by Jennifer Francis '03

Browsing Room

Feminist and New Testament Scholars Create Lively Discourse

The "Global Future of Feminist New Testament Studies" conference this spring brought renowned feminist and New Testament scholars to campus for three consecutive monthly sessions. The scholars, in dialogue with members of the Scripps and Claremont communities, focused on issues facing Christians and feminists in light of the global transformations in Christianity that are having a direct impact on the politics of nations, as well as in the lives of individuals and communities.

Former Students, Trustees, and Freidns Establish Kathleen O’Brien Wicker Endowment

Kathleen O'Brien Wicker, the Mary W. Johnson and J. Stanley Johnson Professor in the Humanities and professor of religion at Scripps, retires this spring after 32 years of teaching at the College. To honor her as a teacher, role model, scholar, and humanist, a group of former students, trustees, and friends have established the Kathleen O'Brien Wicker Endowment to continue in perpetuity her interdisciplinary and multicultural approach to feminist biblical studies.

In the Classroom with Mildred Howard

Mildred Howard, acclaimed sculptor and installation artist, was Scripps' first Erma O'Brien Distinguished Visiting Professor for 2002–2003. As such, she spent hours in the art classrooms, working and talking with students.

Kelly St. John Screens her Astonishing Film

The Malott Commons hosted an evening with Kelly St. John '96, San Francisco Chronicle reporter and producer of the Emmny award-winning documentary Forever Fourteen, on March 25. St. John's film was screened to a hushed audience, as the subject matter is at once shocking and angering and astonishing.
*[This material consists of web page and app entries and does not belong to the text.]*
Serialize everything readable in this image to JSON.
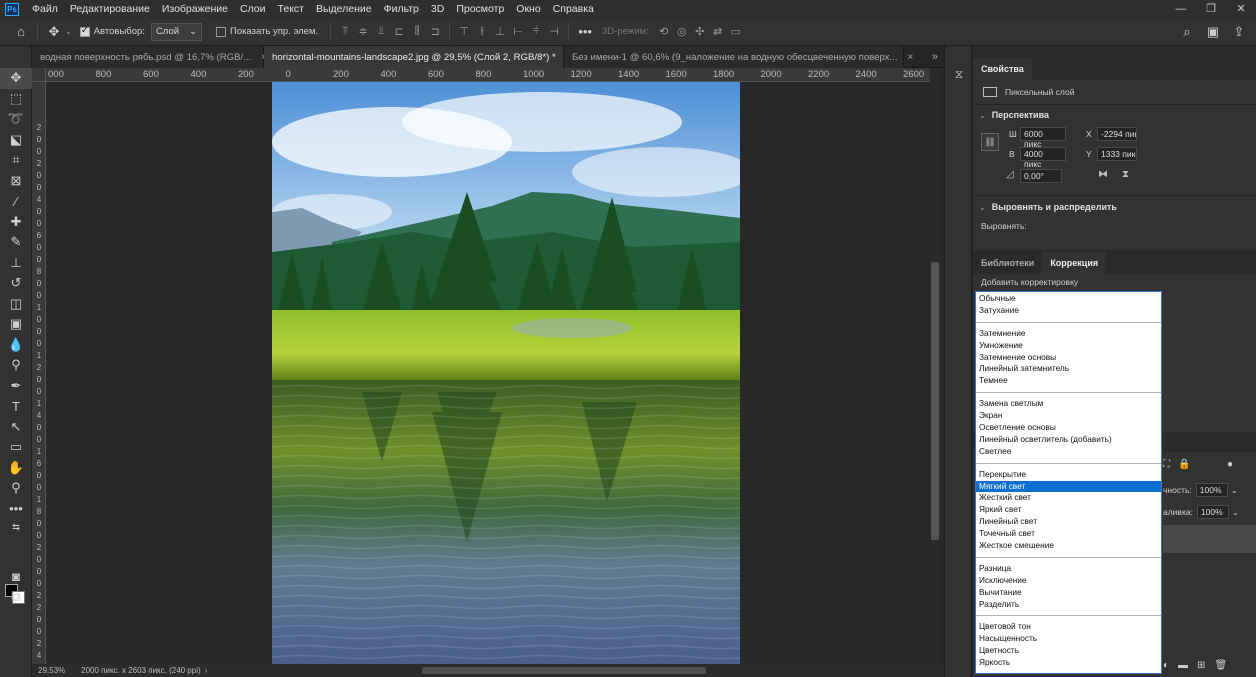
{
  "menubar": {
    "logo": "Ps",
    "items": [
      "Файл",
      "Редактирование",
      "Изображение",
      "Слои",
      "Текст",
      "Выделение",
      "Фильтр",
      "3D",
      "Просмотр",
      "Окно",
      "Справка"
    ]
  },
  "options": {
    "autoselect_label": "Автовыбор:",
    "autoselect_value": "Слой",
    "show_transform_label": "Показать упр. элем.",
    "mode_3d_label": "3D-режим:"
  },
  "tabs": [
    {
      "label": "водная поверхность рябь.psd @ 16,7% (RGB/..."
    },
    {
      "label": "horizontal-mountains-landscape2.jpg @ 29,5% (Слой 2, RGB/8*) *"
    },
    {
      "label": "Без имени-1 @ 60,6% (9_наложение на водную обесцвеченную поверх..."
    }
  ],
  "ruler": {
    "h_ticks": [
      "000",
      "800",
      "600",
      "400",
      "200",
      "0",
      "200",
      "400",
      "600",
      "800",
      "1000",
      "1200",
      "1400",
      "1600",
      "1800",
      "2000",
      "2200",
      "2400",
      "2600"
    ],
    "v_ticks": [
      "2",
      "0",
      "0",
      "2",
      "0",
      "0",
      "4",
      "0",
      "0",
      "6",
      "0",
      "0",
      "8",
      "0",
      "0",
      "1",
      "0",
      "0",
      "0",
      "1",
      "2",
      "0",
      "0",
      "1",
      "4",
      "0",
      "0",
      "1",
      "6",
      "0",
      "0",
      "1",
      "8",
      "0",
      "0",
      "2",
      "0",
      "0",
      "0",
      "2",
      "2",
      "0",
      "0",
      "2",
      "4",
      "0",
      "0"
    ]
  },
  "status": {
    "zoom": "29,53%",
    "doc_info": "2000 пикс. x 2603 пикс. (240 ppi)"
  },
  "properties": {
    "tab_label": "Свойства",
    "layer_type": "Пиксельный слой",
    "perspective_title": "Перспектива",
    "w_label": "Ш",
    "w_value": "6000 пикс",
    "h_label": "В",
    "h_value": "4000 пикс",
    "x_label": "X",
    "x_value": "-2294 пикс",
    "y_label": "Y",
    "y_value": "1333 пикс",
    "angle_value": "0,00°",
    "align_title": "Выровнять и распределить",
    "align_label": "Выровнять:"
  },
  "lower_tabs": {
    "libraries": "Библиотеки",
    "correction": "Коррекция",
    "add_correction": "Добавить корректировку"
  },
  "layers_partial": {
    "opacity_label": "чность:",
    "opacity_value": "100%",
    "fill_label": "аливка:",
    "fill_value": "100%"
  },
  "blend_modes": {
    "selected": "Мягкий свет",
    "groups": [
      [
        "Обычные",
        "Затухание"
      ],
      [
        "Затемнение",
        "Умножение",
        "Затемнение основы",
        "Линейный затемнитель",
        "Темнее"
      ],
      [
        "Замена светлым",
        "Экран",
        "Осветление основы",
        "Линейный осветлитель (добавить)",
        "Светлее"
      ],
      [
        "Перекрытие",
        "Мягкий свет",
        "Жесткий свет",
        "Яркий свет",
        "Линейный свет",
        "Точечный свет",
        "Жесткое смешение"
      ],
      [
        "Разница",
        "Исключение",
        "Вычитание",
        "Разделить"
      ],
      [
        "Цветовой тон",
        "Насыщенность",
        "Цветность",
        "Яркость"
      ]
    ]
  }
}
Learning About “Life After Scripps”

During the two-day "Life After Scripps" conference on campus in February, I had the opportunity to mingle with alumnae from around the nation and gain a sense of what it is going to be like once I finally graduate from this beautiful, small, comfortable liberal arts college.

by Risa Mongiello '03

Take That! Model Mugging 101

Despite the prevalence of violence against women, only five percent of women take a self-defense course, according to statistics promoted by Zero Hour Self Defense, the organization that offers a Model Mugging crash course to women of The Claremont Colleges. As a recent graduate of the course, I have to say it was both more terrifying and empowering than I could have anticipated.

by Allison Ryan '05

Talking About AIDS with Realism and Hope

The subject was deadly serious. Yet, there was also humor and hope shared at the conference on "HIV/AIDS: Activism and Global Pandemic," March 6-7, at Scripps. The Humanities Institute sponsored the event as a part of their symposia, "Biopowers: Disease, Ethics, Activism."

by Morgan Clark '05

Trio Takes Top National Honors

Prestigious national awards went to three Scripps students this spring to enable them to pursue their individual areas of academic research. Irene Keliher, Jennifer von Reis, and Allison V. Thompkins have been awarded a Watson, a Fulbright, and a Truman Fellowship, respectively.

Editor's Page

Making a career out of peace building

The staff of the Bulletin has a not so secret asset - our eight student interns. They keep us on our toes, and perhaps most important, give us a student perspective and add enormous humor and good spirits to the office.

by Mary Shipp Bartlett